This unalloyed tilt — a mild word for what’s going on — is not mitigated by Greenblatt’s follow-up: “We have tried hard to find a good balance.” What exactly is being allegedly balanced? The claims of the beneficiaries of grand theft land and those of the victims thereof. How can those claims really be balanced?
“Each side will find things in this plan that they don’t like.” I can imagine. The Israelis won’t like that they won’t get every square inch of the Palestinians’ land and therefore a 100 percent Palestinian-free Israel (in the short run, at least), and the Palestinians won’t like that they will be pressured to accept far less than even the 22 percent of the land that their so-called leaders long ago agreed to settle for.
“There are no perfect solutions.” This is true. Past injustices can never be fully rectified. But “solutions” can be closer to or further from perfection, and we know which Team Trump’s solution will be.
“Previous peace proposals were brief and vague…. [Ours will] be very specific.” Indeed they will be. Team Trump approaches the “conflict” as though the Americans were parents settling an argument between two immature children fighting over Halloween candy of indeterminate ownership — except that in this case, only one side — the Palestinian — is presumed to be the stubborn, immature child who is unwilling to compromise.
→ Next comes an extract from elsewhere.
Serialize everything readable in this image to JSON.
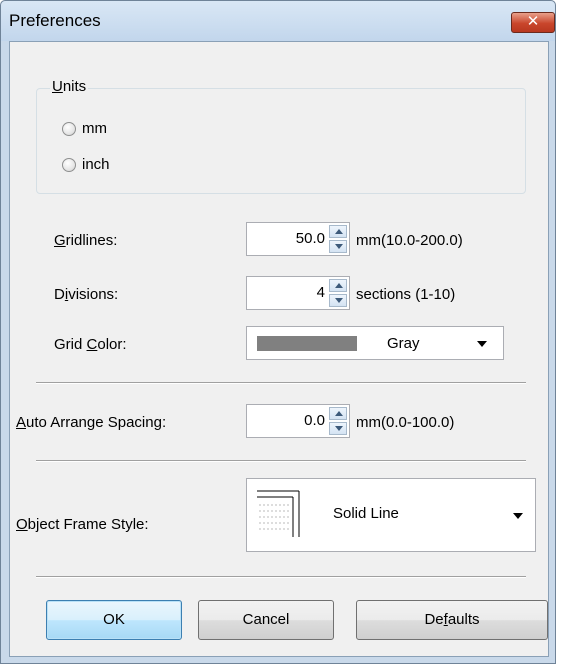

“In the end, we want people to think about whether our plan can make their lives better and is worth the compromises.” This is no doubt a veiled reference to Team Trump’s objective to get the Palestinians’ minds off the injustices they’ve suffered — mass expulsion from their homes in 1947-48 (the Nakba), fifth-class citizenship for those who avoided expulsion, “apartheid” in the West Bank, detention and deprivation in the Gaza Ghetto — by offering them economic development. This is part of Trump’s grand strategy to isolate the Palestinians while aligning with the brutal states of Saudi Arabia, Egypt, and Israel against Iran. (For details on this grand strategy, see Ted Snider’s “Outside In: The Trump Administration’s Plan to Remake the Middle East.”) (I’ve put apartheid in quotes because, per Gilad Atzmon, while the South African whites wanted to exploit the blacks, the Israelis want to get the Palestinians out.)
Clearly, Team Trump has abandoned even the pretense that the U.S. is merely an “honest broker” in the conflict. It sees itself instead as the unabashed pro-Israel dictator of terms. As I’ve said before, “The ‘peace process’ is and long has been a sham, and the United States has never been an ‘honest broker.’ An authentic and promising peace-through-justice process would begin, quite literally, with an Israeli apology to all the victims who once lived in Palestine. Then all concerned may go about the business of establishing the terms for coexistence.”